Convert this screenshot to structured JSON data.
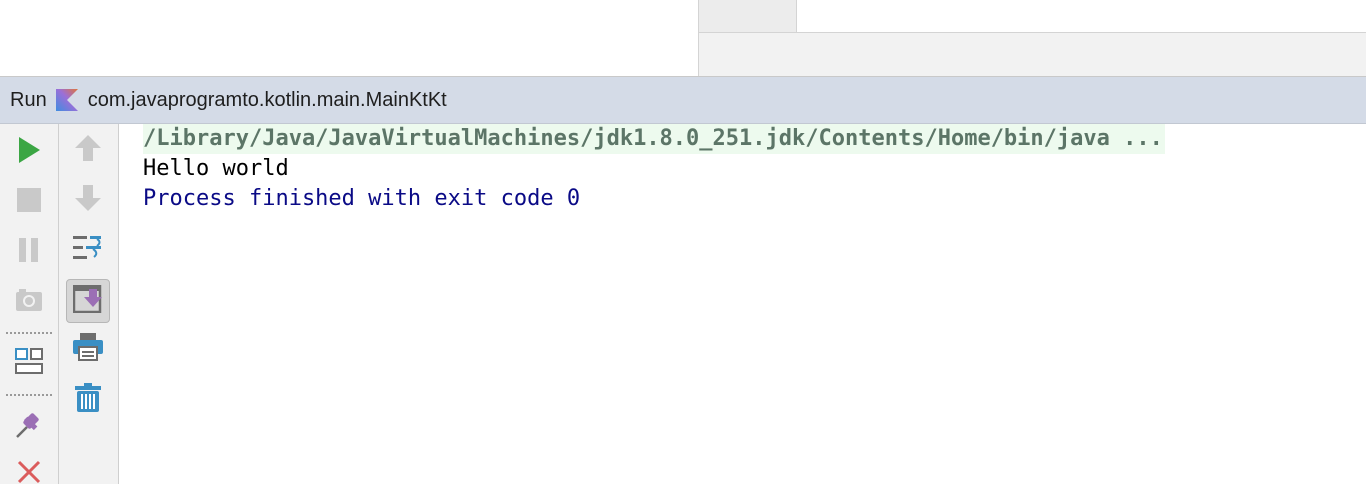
{
  "run_panel": {
    "title": "Run",
    "config_name": "com.javaprogramto.kotlin.main.MainKtKt"
  },
  "left_toolbar": [
    {
      "name": "rerun-icon",
      "icon": "play"
    },
    {
      "name": "stop-icon",
      "icon": "stop"
    },
    {
      "name": "pause-icon",
      "icon": "pause"
    },
    {
      "name": "dump-threads-icon",
      "icon": "camera"
    },
    {
      "name": "restore-layout-icon",
      "icon": "layout"
    },
    {
      "name": "pin-tab-icon",
      "icon": "pin"
    },
    {
      "name": "close-icon",
      "icon": "close"
    }
  ],
  "right_toolbar": [
    {
      "name": "up-stack-trace-icon",
      "icon": "arrow-up"
    },
    {
      "name": "down-stack-trace-icon",
      "icon": "arrow-down"
    },
    {
      "name": "soft-wrap-icon",
      "icon": "soft-wrap"
    },
    {
      "name": "scroll-to-end-icon",
      "icon": "scroll-to-end",
      "active": true
    },
    {
      "name": "print-icon",
      "icon": "print"
    },
    {
      "name": "clear-all-icon",
      "icon": "trash"
    }
  ],
  "console": {
    "command": "/Library/Java/JavaVirtualMachines/jdk1.8.0_251.jdk/Contents/Home/bin/java ...",
    "output": "Hello world",
    "exit_message": "Process finished with exit code 0"
  },
  "colors": {
    "header_bg": "#d4dbe7",
    "toolbar_bg": "#f2f2f2",
    "command_bg": "#edfaee",
    "command_text": "#5c7567",
    "exit_text": "#0a0a86",
    "run_green": "#3ba644",
    "stop_red": "#db5c5c",
    "accent_purple": "#9b6fb5",
    "accent_blue": "#3a8fc4"
  }
}
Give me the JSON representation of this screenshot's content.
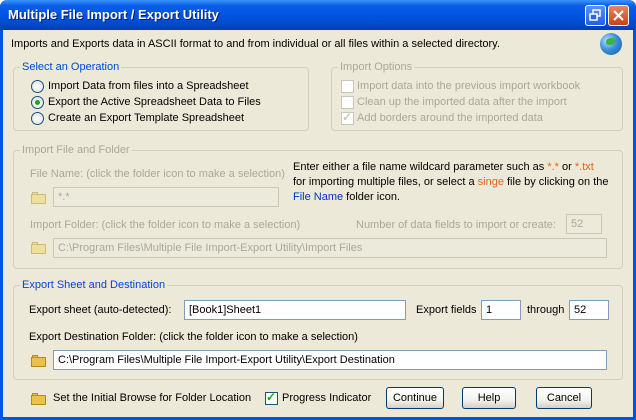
{
  "window": {
    "title": "Multiple File Import / Export Utility"
  },
  "description": "Imports and Exports data in ASCII format to and from individual or all files within a selected directory.",
  "select_operation": {
    "legend": "Select an Operation",
    "options": [
      {
        "label": "Import Data from files into a Spreadsheet",
        "selected": false
      },
      {
        "label": "Export the Active Spreadsheet Data to Files",
        "selected": true
      },
      {
        "label": "Create an Export Template Spreadsheet",
        "selected": false
      }
    ]
  },
  "import_options": {
    "legend": "Import Options",
    "options": [
      {
        "label": "Import data into the previous import workbook",
        "checked": false
      },
      {
        "label": "Clean up the imported data after the import",
        "checked": false
      },
      {
        "label": "Add borders around the imported data",
        "checked": true
      }
    ]
  },
  "import_file": {
    "legend": "Import File and Folder",
    "file_name_label": "File Name: (click the folder icon to make a selection)",
    "file_name_value": "*.*",
    "help_1": "Enter either a file name wildcard parameter such as ",
    "help_star": "*.*",
    "help_or": " or ",
    "help_txt": "*.txt",
    "help_2": "for importing multiple files, or select a ",
    "help_singe": "singe",
    "help_3": " file by clicking on the",
    "help_filename": "File Name",
    "help_4": " folder icon.",
    "folder_label": "Import Folder: (click the folder icon to make a selection)",
    "fields_label": "Number of data fields to import or create:",
    "fields_value": "52",
    "folder_value": "C:\\Program Files\\Multiple File Import-Export Utility\\Import Files"
  },
  "export": {
    "legend": "Export Sheet and Destination",
    "sheet_label": "Export sheet (auto-detected):",
    "sheet_value": "[Book1]Sheet1",
    "fields_label": "Export fields",
    "fields_from": "1",
    "through_label": "through",
    "fields_to": "52",
    "dest_label": "Export Destination Folder: (click the folder icon to make a selection)",
    "dest_value": "C:\\Program Files\\Multiple File Import-Export Utility\\Export Destination"
  },
  "footer": {
    "browse_label": "Set the Initial Browse for Folder Location",
    "progress_label": "Progress Indicator",
    "progress_checked": true,
    "continue_label": "Continue",
    "help_label": "Help",
    "cancel_label": "Cancel"
  }
}
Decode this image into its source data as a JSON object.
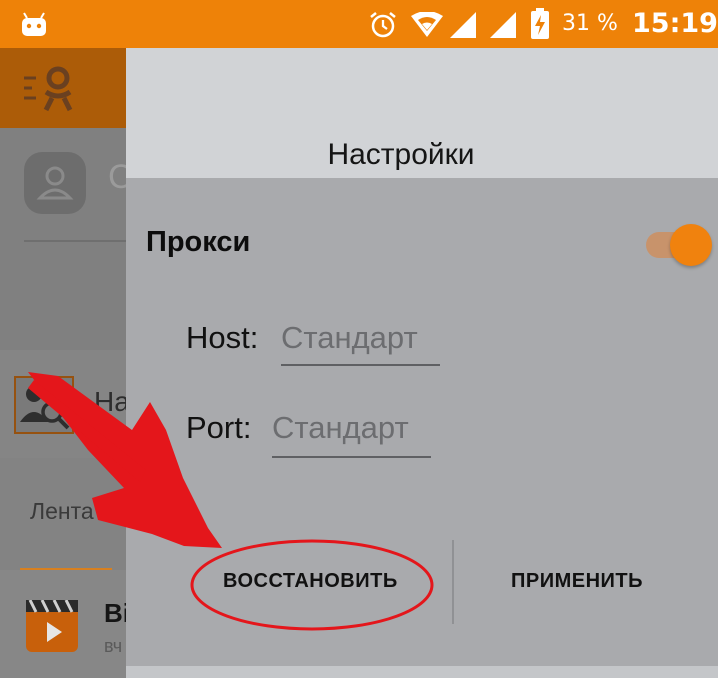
{
  "status_bar": {
    "battery": "31 %",
    "time": "15:19",
    "icons": [
      "android-icon",
      "alarm-icon",
      "wifi-icon",
      "signal-icon",
      "signal-icon",
      "battery-charging-icon"
    ]
  },
  "app": {
    "logo": "ok-logo-icon",
    "name_fragment": "C",
    "search_fragment": "На",
    "feed_tab": "Лента",
    "video_title_fragment": "Ві",
    "video_sub_fragment": "вч"
  },
  "dialog": {
    "title": "Настройки",
    "proxy_label": "Прокси",
    "proxy_enabled": true,
    "host_label": "Host:",
    "host_value": "Стандарт",
    "port_label": "Port:",
    "port_value": "Стандарт",
    "restore_button": "ВОССТАНОВИТЬ",
    "apply_button": "ПРИМЕНИТЬ"
  },
  "colors": {
    "accent": "#ee8208",
    "annotation": "#e4161b"
  }
}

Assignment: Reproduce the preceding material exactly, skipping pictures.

Exercise output:
Convert this screenshot to structured JSON data.
{
  "run_panel": {
    "title": "Run",
    "config_name": "com.javaprogramto.kotlin.main.MainKtKt"
  },
  "left_toolbar": [
    {
      "name": "rerun-icon",
      "icon": "play"
    },
    {
      "name": "stop-icon",
      "icon": "stop"
    },
    {
      "name": "pause-icon",
      "icon": "pause"
    },
    {
      "name": "dump-threads-icon",
      "icon": "camera"
    },
    {
      "name": "restore-layout-icon",
      "icon": "layout"
    },
    {
      "name": "pin-tab-icon",
      "icon": "pin"
    },
    {
      "name": "close-icon",
      "icon": "close"
    }
  ],
  "right_toolbar": [
    {
      "name": "up-stack-trace-icon",
      "icon": "arrow-up"
    },
    {
      "name": "down-stack-trace-icon",
      "icon": "arrow-down"
    },
    {
      "name": "soft-wrap-icon",
      "icon": "soft-wrap"
    },
    {
      "name": "scroll-to-end-icon",
      "icon": "scroll-to-end",
      "active": true
    },
    {
      "name": "print-icon",
      "icon": "print"
    },
    {
      "name": "clear-all-icon",
      "icon": "trash"
    }
  ],
  "console": {
    "command": "/Library/Java/JavaVirtualMachines/jdk1.8.0_251.jdk/Contents/Home/bin/java ...",
    "output": "Hello world",
    "exit_message": "Process finished with exit code 0"
  },
  "colors": {
    "header_bg": "#d4dbe7",
    "toolbar_bg": "#f2f2f2",
    "command_bg": "#edfaee",
    "command_text": "#5c7567",
    "exit_text": "#0a0a86",
    "run_green": "#3ba644",
    "stop_red": "#db5c5c",
    "accent_purple": "#9b6fb5",
    "accent_blue": "#3a8fc4"
  }
}
Give me the JSON representation of this screenshot's content.
{
  "window": {
    "title": "Multiple File Import / Export Utility"
  },
  "description": "Imports and Exports data in ASCII format to and from individual or all files within a selected directory.",
  "select_operation": {
    "legend": "Select an Operation",
    "options": [
      {
        "label": "Import Data from files into a Spreadsheet",
        "selected": false
      },
      {
        "label": "Export the Active Spreadsheet Data to Files",
        "selected": true
      },
      {
        "label": "Create an Export Template Spreadsheet",
        "selected": false
      }
    ]
  },
  "import_options": {
    "legend": "Import Options",
    "options": [
      {
        "label": "Import data into the previous import workbook",
        "checked": false
      },
      {
        "label": "Clean up the imported data after the import",
        "checked": false
      },
      {
        "label": "Add borders around the imported data",
        "checked": true
      }
    ]
  },
  "import_file": {
    "legend": "Import File and Folder",
    "file_name_label": "File Name: (click the folder icon to make a selection)",
    "file_name_value": "*.*",
    "help_1": "Enter either a file name wildcard parameter such as ",
    "help_star": "*.*",
    "help_or": " or ",
    "help_txt": "*.txt",
    "help_2": "for importing multiple files, or select a ",
    "help_singe": "singe",
    "help_3": " file by clicking on the",
    "help_filename": "File Name",
    "help_4": " folder icon.",
    "folder_label": "Import Folder: (click the folder icon to make a selection)",
    "fields_label": "Number of data fields to import or create:",
    "fields_value": "52",
    "folder_value": "C:\\Program Files\\Multiple File Import-Export Utility\\Import Files"
  },
  "export": {
    "legend": "Export Sheet and Destination",
    "sheet_label": "Export sheet (auto-detected):",
    "sheet_value": "[Book1]Sheet1",
    "fields_label": "Export fields",
    "fields_from": "1",
    "through_label": "through",
    "fields_to": "52",
    "dest_label": "Export Destination Folder: (click the folder icon to make a selection)",
    "dest_value": "C:\\Program Files\\Multiple File Import-Export Utility\\Export Destination"
  },
  "footer": {
    "browse_label": "Set the Initial Browse for Folder Location",
    "progress_label": "Progress Indicator",
    "progress_checked": true,
    "continue_label": "Continue",
    "help_label": "Help",
    "cancel_label": "Cancel"
  }
}
Decode this image into its source data as a JSON object.
{
  "status_bar": {
    "battery": "31 %",
    "time": "15:19",
    "icons": [
      "android-icon",
      "alarm-icon",
      "wifi-icon",
      "signal-icon",
      "signal-icon",
      "battery-charging-icon"
    ]
  },
  "app": {
    "logo": "ok-logo-icon",
    "name_fragment": "C",
    "search_fragment": "На",
    "feed_tab": "Лента",
    "video_title_fragment": "Ві",
    "video_sub_fragment": "вч"
  },
  "dialog": {
    "title": "Настройки",
    "proxy_label": "Прокси",
    "proxy_enabled": true,
    "host_label": "Host:",
    "host_value": "Стандарт",
    "port_label": "Port:",
    "port_value": "Стандарт",
    "restore_button": "ВОССТАНОВИТЬ",
    "apply_button": "ПРИМЕНИТЬ"
  },
  "colors": {
    "accent": "#ee8208",
    "annotation": "#e4161b"
  }
}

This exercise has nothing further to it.